I kind of thought there was a chance the river would still be holding a little tinge of colour after the recent rain, but I was quite far off the mark with that theory. The water was clear, sparkling and full of lovely wriggly fishes. Quite literally the weed laden margins were swarming with roach. Huge shoals drifted in and out of the streamer weed moving in perfect unison. All over the empty river, random fish topped pulling my eyes to every circular ripple. Every now and again the threat of unseen predators would send fish scattering for safety out of the water. It was one of those times when, my God, you would sell your right testicle for a fishing rod, but nut or not I was rod less standing next to what looked like a perfect river.

There was no doubt I was going back the next day as with so many tasty tit bits flitting around the pike had to be close by. So less than twenty four hours later I found myself standing on the first peg right at the bottom of the Myton road stretch. The river looked amazing and the view of the ancient Warwick castle under the old bridge wasn't too shabby either.

I was hoping to be a bit of clever git and had rigged up a Texas rig so as I could fish a weed less lure right through the streamer weed to try and tempt a few jacks out. The weed density and probably my inexperience in using this new rig meant things didn't work out too well. I was deed keen to get going and straight away punched a zander pro shad across to the edge of the weed lining the far bank.
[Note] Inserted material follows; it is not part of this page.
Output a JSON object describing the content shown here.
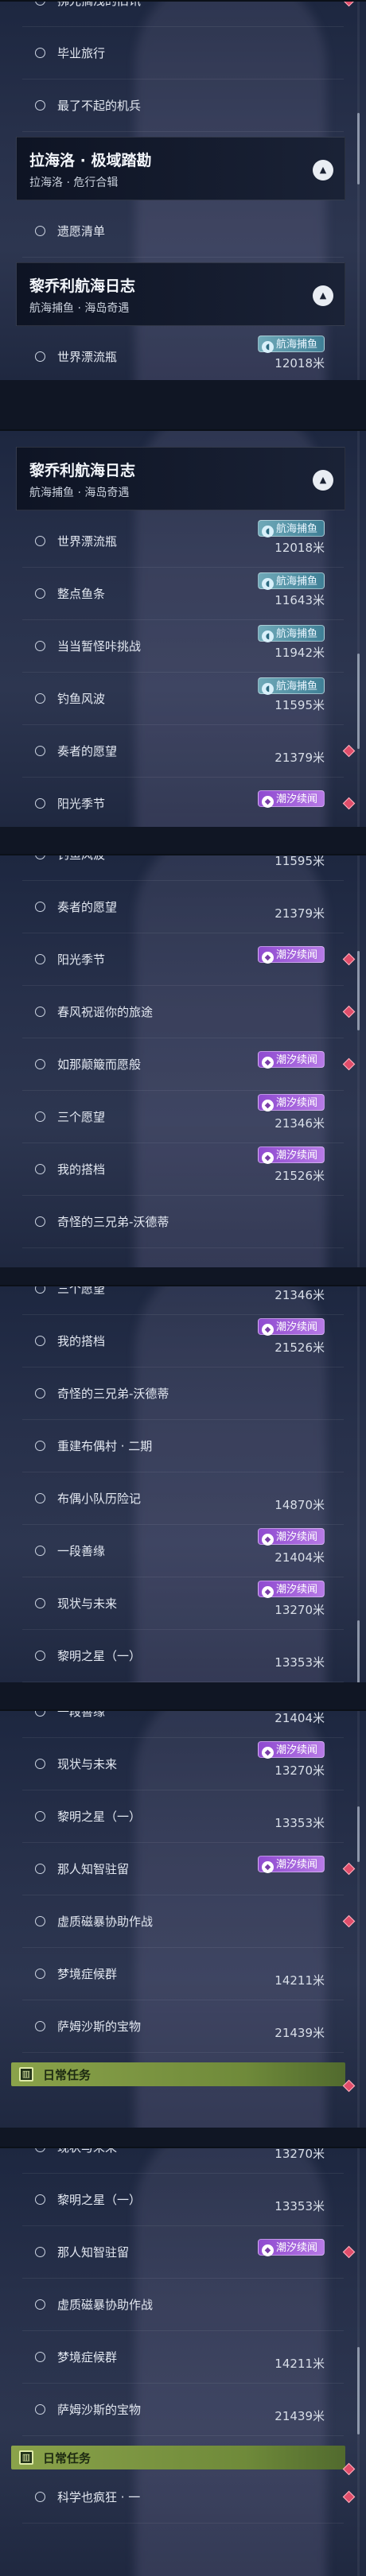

The first and subsequent twenty casts all came back laden with rotting streamer weed. Whether it was to do with me fishing the lure too far into the weed or the late summer weed being too soft and dense I couldn't fathom, but either way it got the better of me.

In the end I resorted back to bouncing a five gram jig head loaded up with a Savage gear soft 4play roach around the weed. This had its limits as I knew the pike were using that weed as cover and I wasn't fishing in the cover. I'd thrashed half the stretch into foam before I got any interest and strangely I got a hard hit mid-river from an unusual suspect. I really thought a small pike or a good perch had nobbled the lure, but when I saw a small zander in the clear water I was surprised. Avon zander can be very condition specific in my opinion and on a bright sunny day and a clear river is about the worst time to try and get one by my reckoning. This one though had really engulfed my Savage gear roach imitation.

My day wasn't going to get any easier after that, and when I got a few pegs further up and found group of box jockeys having a unofficial knock up, the rest of the stretch was off the cards for me. My only option was to drop back to the bottom of the stretch and cover all the river I had already fished a second time. Time was not on my side and just as I reached the first spot opposite the boat hire shop the first family laden swan pedalo hit the water. After that they started coming as thick and fast as I have ever seen them. Two dragons and few flamingos later and the river looked like a scene from a Dr Seuss story.

Finally it was my conscience that drove me off the river. I couldn't with any good conscience continue casting even small lures into a river filled with families enjoying the last bit of summer afloat just in case an errant cast should find a boat. Ironically I did get a bit of tug just before I left the river which makes me think that all the activity might have forced the pike out of the shallows and into the deeper channel in the centre of the river. I actually think this will be really great section of river once the weed dies back a bit and the boat rental shop shuts down for the winter, so I will definitely be back especially as I know there are zander around as well.